(Website and app data records)

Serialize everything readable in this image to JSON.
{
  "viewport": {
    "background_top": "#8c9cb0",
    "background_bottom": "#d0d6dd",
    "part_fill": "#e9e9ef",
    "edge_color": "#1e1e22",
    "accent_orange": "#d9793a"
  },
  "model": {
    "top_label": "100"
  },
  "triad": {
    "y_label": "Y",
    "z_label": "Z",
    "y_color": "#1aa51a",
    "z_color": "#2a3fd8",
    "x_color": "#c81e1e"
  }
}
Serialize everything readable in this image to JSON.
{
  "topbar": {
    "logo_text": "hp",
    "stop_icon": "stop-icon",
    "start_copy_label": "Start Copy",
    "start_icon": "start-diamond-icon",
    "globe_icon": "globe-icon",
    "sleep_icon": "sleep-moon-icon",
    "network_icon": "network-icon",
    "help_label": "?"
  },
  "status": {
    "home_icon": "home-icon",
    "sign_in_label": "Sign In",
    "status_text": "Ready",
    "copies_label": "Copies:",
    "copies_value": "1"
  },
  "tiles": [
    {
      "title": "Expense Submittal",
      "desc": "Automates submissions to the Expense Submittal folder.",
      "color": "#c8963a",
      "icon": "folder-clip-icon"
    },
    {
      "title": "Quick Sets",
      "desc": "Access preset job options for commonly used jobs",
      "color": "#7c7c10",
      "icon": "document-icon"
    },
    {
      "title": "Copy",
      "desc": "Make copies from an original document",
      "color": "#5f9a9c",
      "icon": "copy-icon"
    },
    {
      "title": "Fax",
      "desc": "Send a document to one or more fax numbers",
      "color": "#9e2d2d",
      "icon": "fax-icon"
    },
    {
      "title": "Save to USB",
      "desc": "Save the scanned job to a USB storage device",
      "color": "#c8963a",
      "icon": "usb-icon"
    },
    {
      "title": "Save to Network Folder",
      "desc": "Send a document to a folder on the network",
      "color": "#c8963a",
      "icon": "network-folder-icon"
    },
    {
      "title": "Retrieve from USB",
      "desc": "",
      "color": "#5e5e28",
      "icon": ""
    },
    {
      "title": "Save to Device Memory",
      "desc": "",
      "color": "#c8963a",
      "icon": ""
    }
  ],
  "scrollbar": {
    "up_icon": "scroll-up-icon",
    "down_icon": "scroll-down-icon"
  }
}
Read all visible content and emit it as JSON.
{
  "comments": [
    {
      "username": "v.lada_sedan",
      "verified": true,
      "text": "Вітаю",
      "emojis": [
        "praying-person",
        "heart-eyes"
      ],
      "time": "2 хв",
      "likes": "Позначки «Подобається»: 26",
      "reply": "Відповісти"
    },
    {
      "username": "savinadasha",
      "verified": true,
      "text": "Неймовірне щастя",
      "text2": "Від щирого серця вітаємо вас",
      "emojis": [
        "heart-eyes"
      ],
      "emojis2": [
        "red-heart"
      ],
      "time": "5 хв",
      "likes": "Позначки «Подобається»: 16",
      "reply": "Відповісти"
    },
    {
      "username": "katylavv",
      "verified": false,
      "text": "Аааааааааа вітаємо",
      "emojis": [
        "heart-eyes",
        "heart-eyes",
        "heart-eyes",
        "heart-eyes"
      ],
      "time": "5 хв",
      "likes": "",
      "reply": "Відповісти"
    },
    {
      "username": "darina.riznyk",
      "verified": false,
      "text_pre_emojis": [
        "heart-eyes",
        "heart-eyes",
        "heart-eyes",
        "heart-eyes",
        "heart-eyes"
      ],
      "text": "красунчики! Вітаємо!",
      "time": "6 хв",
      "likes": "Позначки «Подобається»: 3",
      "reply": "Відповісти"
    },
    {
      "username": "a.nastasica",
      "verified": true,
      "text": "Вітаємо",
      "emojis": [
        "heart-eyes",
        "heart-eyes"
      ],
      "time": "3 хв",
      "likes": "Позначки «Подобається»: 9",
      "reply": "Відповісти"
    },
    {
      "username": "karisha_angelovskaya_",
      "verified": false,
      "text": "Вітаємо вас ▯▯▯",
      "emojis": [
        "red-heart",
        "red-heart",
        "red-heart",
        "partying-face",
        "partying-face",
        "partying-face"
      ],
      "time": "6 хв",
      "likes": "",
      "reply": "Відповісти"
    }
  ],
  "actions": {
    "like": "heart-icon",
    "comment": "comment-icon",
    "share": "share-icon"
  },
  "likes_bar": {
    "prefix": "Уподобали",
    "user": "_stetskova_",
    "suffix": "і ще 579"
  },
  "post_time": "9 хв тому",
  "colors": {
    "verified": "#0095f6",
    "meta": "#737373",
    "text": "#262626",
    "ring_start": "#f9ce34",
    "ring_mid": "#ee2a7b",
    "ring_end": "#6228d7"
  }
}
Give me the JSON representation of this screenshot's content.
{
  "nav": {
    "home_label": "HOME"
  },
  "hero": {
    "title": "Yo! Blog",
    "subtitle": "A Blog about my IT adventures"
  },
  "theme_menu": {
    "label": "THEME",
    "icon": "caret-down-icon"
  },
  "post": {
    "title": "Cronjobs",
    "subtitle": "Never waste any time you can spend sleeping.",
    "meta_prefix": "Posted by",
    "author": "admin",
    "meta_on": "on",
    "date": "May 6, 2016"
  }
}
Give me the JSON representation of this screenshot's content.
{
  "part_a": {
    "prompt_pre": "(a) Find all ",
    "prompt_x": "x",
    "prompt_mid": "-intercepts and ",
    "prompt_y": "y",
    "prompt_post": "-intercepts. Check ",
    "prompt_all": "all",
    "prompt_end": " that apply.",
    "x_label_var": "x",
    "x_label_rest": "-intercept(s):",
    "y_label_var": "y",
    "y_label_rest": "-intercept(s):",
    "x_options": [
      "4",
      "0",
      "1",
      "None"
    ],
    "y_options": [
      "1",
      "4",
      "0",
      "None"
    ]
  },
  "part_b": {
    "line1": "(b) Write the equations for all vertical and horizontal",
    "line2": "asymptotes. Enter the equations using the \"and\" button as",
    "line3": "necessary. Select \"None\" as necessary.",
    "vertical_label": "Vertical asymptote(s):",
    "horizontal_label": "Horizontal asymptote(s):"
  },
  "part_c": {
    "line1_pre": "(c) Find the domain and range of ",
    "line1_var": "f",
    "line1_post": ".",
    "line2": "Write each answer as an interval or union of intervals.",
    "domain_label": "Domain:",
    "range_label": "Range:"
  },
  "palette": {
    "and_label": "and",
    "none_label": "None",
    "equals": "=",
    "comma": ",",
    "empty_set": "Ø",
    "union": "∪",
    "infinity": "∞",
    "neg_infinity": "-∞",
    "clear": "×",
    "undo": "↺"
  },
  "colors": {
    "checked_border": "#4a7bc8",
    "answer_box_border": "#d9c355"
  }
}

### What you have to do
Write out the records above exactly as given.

### Answer to the problem
Serialize everything readable in this image to JSON.
{
  "viewport": {
    "background_top": "#8c9cb0",
    "background_bottom": "#d0d6dd",
    "part_fill": "#e9e9ef",
    "edge_color": "#1e1e22",
    "accent_orange": "#d9793a"
  },
  "model": {
    "top_label": "100"
  },
  "triad": {
    "y_label": "Y",
    "z_label": "Z",
    "y_color": "#1aa51a",
    "z_color": "#2a3fd8",
    "x_color": "#c81e1e"
  }
}
Serialize everything readable in this image to JSON.
{
  "topbar": {
    "logo_text": "hp",
    "stop_icon": "stop-icon",
    "start_copy_label": "Start Copy",
    "start_icon": "start-diamond-icon",
    "globe_icon": "globe-icon",
    "sleep_icon": "sleep-moon-icon",
    "network_icon": "network-icon",
    "help_label": "?"
  },
  "status": {
    "home_icon": "home-icon",
    "sign_in_label": "Sign In",
    "status_text": "Ready",
    "copies_label": "Copies:",
    "copies_value": "1"
  },
  "tiles": [
    {
      "title": "Expense Submittal",
      "desc": "Automates submissions to the Expense Submittal folder.",
      "color": "#c8963a",
      "icon": "folder-clip-icon"
    },
    {
      "title": "Quick Sets",
      "desc": "Access preset job options for commonly used jobs",
      "color": "#7c7c10",
      "icon": "document-icon"
    },
    {
      "title": "Copy",
      "desc": "Make copies from an original document",
      "color": "#5f9a9c",
      "icon": "copy-icon"
    },
    {
      "title": "Fax",
      "desc": "Send a document to one or more fax numbers",
      "color": "#9e2d2d",
      "icon": "fax-icon"
    },
    {
      "title": "Save to USB",
      "desc": "Save the scanned job to a USB storage device",
      "color": "#c8963a",
      "icon": "usb-icon"
    },
    {
      "title": "Save to Network Folder",
      "desc": "Send a document to a folder on the network",
      "color": "#c8963a",
      "icon": "network-folder-icon"
    },
    {
      "title": "Retrieve from USB",
      "desc": "",
      "color": "#5e5e28",
      "icon": ""
    },
    {
      "title": "Save to Device Memory",
      "desc": "",
      "color": "#c8963a",
      "icon": ""
    }
  ],
  "scrollbar": {
    "up_icon": "scroll-up-icon",
    "down_icon": "scroll-down-icon"
  }
}
Read all visible content and emit it as JSON.
{
  "comments": [
    {
      "username": "v.lada_sedan",
      "verified": true,
      "text": "Вітаю",
      "emojis": [
        "praying-person",
        "heart-eyes"
      ],
      "time": "2 хв",
      "likes": "Позначки «Подобається»: 26",
      "reply": "Відповісти"
    },
    {
      "username": "savinadasha",
      "verified": true,
      "text": "Неймовірне щастя",
      "text2": "Від щирого серця вітаємо вас",
      "emojis": [
        "heart-eyes"
      ],
      "emojis2": [
        "red-heart"
      ],
      "time": "5 хв",
      "likes": "Позначки «Подобається»: 16",
      "reply": "Відповісти"
    },
    {
      "username": "katylavv",
      "verified": false,
      "text": "Аааааааааа вітаємо",
      "emojis": [
        "heart-eyes",
        "heart-eyes",
        "heart-eyes",
        "heart-eyes"
      ],
      "time": "5 хв",
      "likes": "",
      "reply": "Відповісти"
    },
    {
      "username": "darina.riznyk",
      "verified": false,
      "text_pre_emojis": [
        "heart-eyes",
        "heart-eyes",
        "heart-eyes",
        "heart-eyes",
        "heart-eyes"
      ],
      "text": "красунчики! Вітаємо!",
      "time": "6 хв",
      "likes": "Позначки «Подобається»: 3",
      "reply": "Відповісти"
    },
    {
      "username": "a.nastasica",
      "verified": true,
      "text": "Вітаємо",
      "emojis": [
        "heart-eyes",
        "heart-eyes"
      ],
      "time": "3 хв",
      "likes": "Позначки «Подобається»: 9",
      "reply": "Відповісти"
    },
    {
      "username": "karisha_angelovskaya_",
      "verified": false,
      "text": "Вітаємо вас ▯▯▯",
      "emojis": [
        "red-heart",
        "red-heart",
        "red-heart",
        "partying-face",
        "partying-face",
        "partying-face"
      ],
      "time": "6 хв",
      "likes": "",
      "reply": "Відповісти"
    }
  ],
  "actions": {
    "like": "heart-icon",
    "comment": "comment-icon",
    "share": "share-icon"
  },
  "likes_bar": {
    "prefix": "Уподобали",
    "user": "_stetskova_",
    "suffix": "і ще 579"
  },
  "post_time": "9 хв тому",
  "colors": {
    "verified": "#0095f6",
    "meta": "#737373",
    "text": "#262626",
    "ring_start": "#f9ce34",
    "ring_mid": "#ee2a7b",
    "ring_end": "#6228d7"
  }
}
Give me the JSON representation of this screenshot's content.
{
  "nav": {
    "home_label": "HOME"
  },
  "hero": {
    "title": "Yo! Blog",
    "subtitle": "A Blog about my IT adventures"
  },
  "theme_menu": {
    "label": "THEME",
    "icon": "caret-down-icon"
  },
  "post": {
    "title": "Cronjobs",
    "subtitle": "Never waste any time you can spend sleeping.",
    "meta_prefix": "Posted by",
    "author": "admin",
    "meta_on": "on",
    "date": "May 6, 2016"
  }
}
Give me the JSON representation of this screenshot's content.
{
  "part_a": {
    "prompt_pre": "(a) Find all ",
    "prompt_x": "x",
    "prompt_mid": "-intercepts and ",
    "prompt_y": "y",
    "prompt_post": "-intercepts. Check ",
    "prompt_all": "all",
    "prompt_end": " that apply.",
    "x_label_var": "x",
    "x_label_rest": "-intercept(s):",
    "y_label_var": "y",
    "y_label_rest": "-intercept(s):",
    "x_options": [
      "4",
      "0",
      "1",
      "None"
    ],
    "y_options": [
      "1",
      "4",
      "0",
      "None"
    ]
  },
  "part_b": {
    "line1": "(b) Write the equations for all vertical and horizontal",
    "line2": "asymptotes. Enter the equations using the \"and\" button as",
    "line3": "necessary. Select \"None\" as necessary.",
    "vertical_label": "Vertical asymptote(s):",
    "horizontal_label": "Horizontal asymptote(s):"
  },
  "part_c": {
    "line1_pre": "(c) Find the domain and range of ",
    "line1_var": "f",
    "line1_post": ".",
    "line2": "Write each answer as an interval or union of intervals.",
    "domain_label": "Domain:",
    "range_label": "Range:"
  },
  "palette": {
    "and_label": "and",
    "none_label": "None",
    "equals": "=",
    "comma": ",",
    "empty_set": "Ø",
    "union": "∪",
    "infinity": "∞",
    "neg_infinity": "-∞",
    "clear": "×",
    "undo": "↺"
  },
  "colors": {
    "checked_border": "#4a7bc8",
    "answer_box_border": "#d9c355"
  }
}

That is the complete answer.